My ‘O’ level in mathematics does not equip me to evaluate Mandelbrot’s equations or the efficient markets hypothesis but experience tells me that Graham, Shiller, Thaler and Mandelbrot, the heroes of my tale are right. Prices, as Mandelbrot once told me, are wild and not mild.
It is both thrilling and rather daunting that the biggest brains in finance disagree on something so fundamental as what moves markets—the rational deliberations of people or the delusions of crowds. Eugene Fama, one of the efficient market luminaries, even shared the Nobel with Shiller in 2013.
But there is no escaping the fact that if you do your own research and buy or sell shares, implicitly you are on Graham, Shiller, Thaler and Mandelbrot’s side of this great dispute – otherwise you should just bung the money you would invest in the stock market in a fund tracking the broadest index you can find and be done with it. If you can’t beat the market, you might as well invest in the closest approximation of it.
I’ve rattled through the development of modern finance theory with a single purpose, which is to demonstrate that if you think markets are inefficient, then it follows that the information we receive from it is often spurious garbage. At best it is a distraction, and at worst it is dangerous, That leaves us with two options. The first is to surf the garbage and profit from price momentum, while it lasts.
In finance circles the tendency of prices to continue in the same direction has an unofficial and rather more revealing name: “the Greater Fool theory”. The idea of momentum trading is to study past price movements looking for patterns and signals that tell you to pass your shares on to a greater fool. It’s a bit like pass the bomb, you don’t want to be left holding shares when Mr Market turns against them.
I have never been inclined to learn the tools of this trade because it implies a slavish devotion to Mr Market. Instead of focusing on the business we own in Graham’s metaphor, all my attention would be on his offers, whether they were higher and lower than yesterday, and the day before, and whether that means they will be higher or lower tomorrow. The problem of whether a share price will go up or down does not really interest me, but working out whether businesses—the engines of a market economy—are healthy, managed well and successful does.

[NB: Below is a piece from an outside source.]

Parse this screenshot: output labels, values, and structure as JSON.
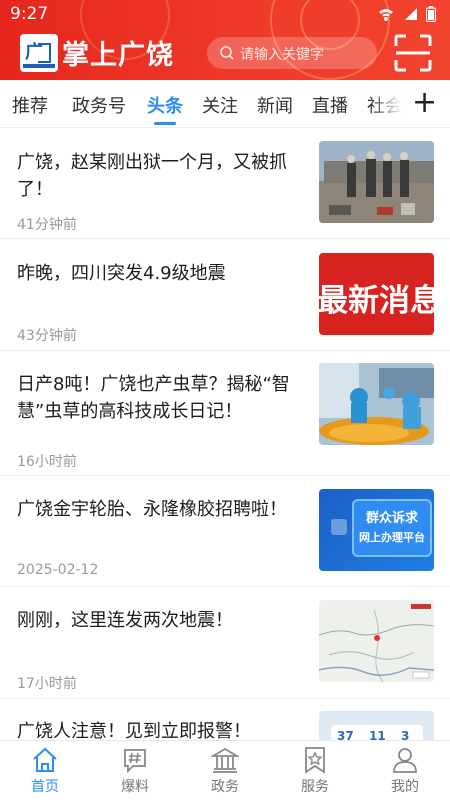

That’s not just because these business should make me richer, incidentally. It’s also because in meeting their customers’ needs, employing people, and paying taxes, they will make us all richer.
Instead of concerning ourselves with share prices, and the rumours and speculation that stoke Shiller’s vicious cycle, business-oriented investors decide for ourselves whether we own good investments and stick with them (unless Mr Market makes us a really silly offer).
Graham would have marvelled at how easy it is to follow his advice today. Companies publish their annual reports on their websites, so we can be analysing them in minutes. The financial publishers of his day collected data from listed companies into vast printed tomes like Moody’s famous manuals to make it easier for investors to discover companies with the financial characteristics they desired.
The modern day equivalents of the paper manuals have the same aim. They have, of course, evolved into sophisticated tools that do much more than lay the data out. They are data troves like SharePad, and in forthcoming articles I will examine how SharePad can help us make connections and discover good investments.
The great joy of starting with company data is that it is just data. We can draw our own conclusions about the financial strength and prospects of a business from it without being influenced by Mr Market’s manic mutterings.
This article is for educational purposes only. It is not a recommendation to buy or sell shares or other investments. Do your own research before buying or selling any investment or seek professional financial advice.